No patent for “perpetual motion” machine

Peter Crowley v Comptroller General Of Patents

This judgment related to an appeal from a decision of the IPO to refuse Mr Crowley’s United Kingdom Patent Application No. 0819309.6.

This case is one in a long line of decisions relating to whether it is possible to obtain patent protection for perpetual motion machines.

The patent application in question related to a machine that allegedly generated more output energy than the input energy it required.

The application was initially refused for two reasons. Firstly, the IPO examiner found that the invention contradicted the laws of thermodynamics and was therefore devoid of any industrial application. Secondly, the IPO examiner found that the disclosure of the application was insufficient in the sense that it would be impossible for the skilled person to put into effect an invention that contradicted the laws of thermodynamics. At first instance, the IPO Hearing Officer upheld the IPO examiner’s decision to refuse the application, confirming that it indeed contradicted the laws of thermodynamics.

Mann J dismissed the appeal, finding no faults in the analysis and conclusion of the Hearing Officer.

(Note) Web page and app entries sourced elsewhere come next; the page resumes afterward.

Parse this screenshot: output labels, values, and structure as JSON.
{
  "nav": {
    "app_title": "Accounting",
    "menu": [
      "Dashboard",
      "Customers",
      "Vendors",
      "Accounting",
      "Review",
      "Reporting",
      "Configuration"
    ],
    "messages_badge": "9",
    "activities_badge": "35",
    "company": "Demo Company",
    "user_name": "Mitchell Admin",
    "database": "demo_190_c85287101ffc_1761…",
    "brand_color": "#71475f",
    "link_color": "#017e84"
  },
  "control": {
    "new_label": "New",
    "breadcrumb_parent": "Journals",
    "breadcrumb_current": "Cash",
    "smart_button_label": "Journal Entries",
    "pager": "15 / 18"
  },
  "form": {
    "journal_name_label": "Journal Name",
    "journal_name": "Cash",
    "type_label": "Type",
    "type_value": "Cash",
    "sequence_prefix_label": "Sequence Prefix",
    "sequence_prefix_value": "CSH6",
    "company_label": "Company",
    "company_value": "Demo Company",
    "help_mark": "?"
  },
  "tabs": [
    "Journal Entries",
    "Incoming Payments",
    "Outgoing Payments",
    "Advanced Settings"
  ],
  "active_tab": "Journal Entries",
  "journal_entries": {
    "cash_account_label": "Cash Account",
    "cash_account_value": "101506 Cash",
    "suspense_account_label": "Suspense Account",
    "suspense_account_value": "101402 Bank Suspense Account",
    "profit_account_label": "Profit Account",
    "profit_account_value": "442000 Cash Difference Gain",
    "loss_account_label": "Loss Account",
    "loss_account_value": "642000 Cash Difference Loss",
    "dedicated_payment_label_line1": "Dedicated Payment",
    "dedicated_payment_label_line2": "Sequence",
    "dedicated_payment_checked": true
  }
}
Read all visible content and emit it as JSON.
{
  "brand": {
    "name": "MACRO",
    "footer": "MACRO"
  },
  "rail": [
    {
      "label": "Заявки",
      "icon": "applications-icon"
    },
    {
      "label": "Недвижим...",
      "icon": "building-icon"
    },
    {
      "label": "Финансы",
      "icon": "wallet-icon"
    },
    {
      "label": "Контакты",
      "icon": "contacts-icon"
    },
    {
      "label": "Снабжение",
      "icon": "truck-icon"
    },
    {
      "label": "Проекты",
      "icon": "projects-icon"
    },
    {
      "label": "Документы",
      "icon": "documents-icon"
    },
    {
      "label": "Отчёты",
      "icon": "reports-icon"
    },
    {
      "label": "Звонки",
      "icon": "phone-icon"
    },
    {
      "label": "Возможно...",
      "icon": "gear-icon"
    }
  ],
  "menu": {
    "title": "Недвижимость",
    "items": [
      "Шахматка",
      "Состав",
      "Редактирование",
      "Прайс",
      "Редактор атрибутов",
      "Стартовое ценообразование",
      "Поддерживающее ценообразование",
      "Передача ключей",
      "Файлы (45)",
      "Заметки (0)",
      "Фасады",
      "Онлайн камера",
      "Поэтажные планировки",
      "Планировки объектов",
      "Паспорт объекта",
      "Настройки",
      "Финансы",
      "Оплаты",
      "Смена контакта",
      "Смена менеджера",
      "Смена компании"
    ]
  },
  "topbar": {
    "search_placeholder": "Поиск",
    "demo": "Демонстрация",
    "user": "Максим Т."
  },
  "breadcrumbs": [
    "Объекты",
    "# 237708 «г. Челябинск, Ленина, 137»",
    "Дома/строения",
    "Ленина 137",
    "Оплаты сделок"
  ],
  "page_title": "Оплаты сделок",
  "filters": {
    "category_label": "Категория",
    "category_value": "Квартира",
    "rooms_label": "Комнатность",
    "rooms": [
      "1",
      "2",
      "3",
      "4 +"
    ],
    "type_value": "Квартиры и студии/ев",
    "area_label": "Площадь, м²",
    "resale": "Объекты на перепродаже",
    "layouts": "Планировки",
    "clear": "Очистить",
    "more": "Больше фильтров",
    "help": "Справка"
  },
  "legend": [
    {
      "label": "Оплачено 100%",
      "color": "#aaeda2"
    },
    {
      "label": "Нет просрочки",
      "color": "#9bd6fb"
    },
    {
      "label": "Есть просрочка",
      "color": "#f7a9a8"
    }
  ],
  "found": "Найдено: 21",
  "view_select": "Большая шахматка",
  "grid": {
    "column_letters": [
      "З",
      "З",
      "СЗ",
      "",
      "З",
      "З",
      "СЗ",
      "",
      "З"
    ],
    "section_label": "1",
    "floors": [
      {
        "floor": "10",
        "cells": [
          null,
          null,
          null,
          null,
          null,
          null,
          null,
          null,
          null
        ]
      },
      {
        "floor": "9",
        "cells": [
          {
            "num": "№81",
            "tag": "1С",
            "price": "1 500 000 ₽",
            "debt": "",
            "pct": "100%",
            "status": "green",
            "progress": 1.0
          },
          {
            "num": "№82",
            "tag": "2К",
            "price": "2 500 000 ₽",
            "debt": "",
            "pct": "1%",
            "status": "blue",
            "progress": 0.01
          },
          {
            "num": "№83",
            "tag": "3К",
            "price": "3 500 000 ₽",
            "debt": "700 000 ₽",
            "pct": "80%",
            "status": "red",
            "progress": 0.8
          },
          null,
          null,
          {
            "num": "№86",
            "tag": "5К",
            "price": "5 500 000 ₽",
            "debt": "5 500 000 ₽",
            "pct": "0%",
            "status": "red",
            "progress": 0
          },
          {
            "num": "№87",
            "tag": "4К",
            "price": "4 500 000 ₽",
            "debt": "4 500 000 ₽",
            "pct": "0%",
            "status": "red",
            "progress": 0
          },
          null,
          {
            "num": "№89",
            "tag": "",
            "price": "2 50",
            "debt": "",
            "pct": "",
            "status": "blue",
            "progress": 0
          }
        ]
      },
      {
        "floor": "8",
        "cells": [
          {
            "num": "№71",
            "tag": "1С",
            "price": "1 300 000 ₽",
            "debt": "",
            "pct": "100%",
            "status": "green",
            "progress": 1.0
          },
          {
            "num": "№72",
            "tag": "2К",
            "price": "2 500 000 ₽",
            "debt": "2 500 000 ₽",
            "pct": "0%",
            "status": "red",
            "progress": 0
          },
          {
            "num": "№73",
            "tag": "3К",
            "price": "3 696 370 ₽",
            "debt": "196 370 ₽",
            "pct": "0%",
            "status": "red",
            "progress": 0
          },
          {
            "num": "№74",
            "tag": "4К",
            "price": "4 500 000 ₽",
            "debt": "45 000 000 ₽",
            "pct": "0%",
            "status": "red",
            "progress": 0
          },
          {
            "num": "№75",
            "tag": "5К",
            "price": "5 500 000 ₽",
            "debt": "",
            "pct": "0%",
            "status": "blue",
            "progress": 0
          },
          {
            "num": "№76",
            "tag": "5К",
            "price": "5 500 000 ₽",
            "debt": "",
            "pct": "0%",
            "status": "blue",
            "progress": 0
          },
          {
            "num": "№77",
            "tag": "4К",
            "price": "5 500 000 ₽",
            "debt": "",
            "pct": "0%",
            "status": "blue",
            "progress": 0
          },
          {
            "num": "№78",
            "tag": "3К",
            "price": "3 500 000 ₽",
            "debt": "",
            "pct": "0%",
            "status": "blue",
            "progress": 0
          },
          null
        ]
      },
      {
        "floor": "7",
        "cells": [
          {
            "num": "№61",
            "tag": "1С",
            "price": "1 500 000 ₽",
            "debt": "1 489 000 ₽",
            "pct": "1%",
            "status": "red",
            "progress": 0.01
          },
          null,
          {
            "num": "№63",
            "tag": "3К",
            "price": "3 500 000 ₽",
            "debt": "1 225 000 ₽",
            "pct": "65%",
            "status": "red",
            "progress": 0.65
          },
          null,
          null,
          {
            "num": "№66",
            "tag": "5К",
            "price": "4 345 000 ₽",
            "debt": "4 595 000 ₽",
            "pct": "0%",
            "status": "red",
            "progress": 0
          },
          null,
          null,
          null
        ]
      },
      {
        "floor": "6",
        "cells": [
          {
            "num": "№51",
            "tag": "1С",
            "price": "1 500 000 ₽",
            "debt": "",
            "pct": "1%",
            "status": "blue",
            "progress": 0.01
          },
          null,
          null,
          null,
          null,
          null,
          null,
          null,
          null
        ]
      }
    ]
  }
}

In particular, the judge identified several shortcomings of the application, including the lack of a proper consideration of the causes of energy loss and the incorrect assumption that the force of gravity is external to the system that encompasses the machine, and commented that:

Mr Crowley may be correct in his description of the potentially continuous nature of the operation of the machine if Mr Crowley were to take it into a world which is an ideal world… However, Mr Crowley and the rest of us do not live in such a world.

Case No. [2014] EWHC 3871 (Ch)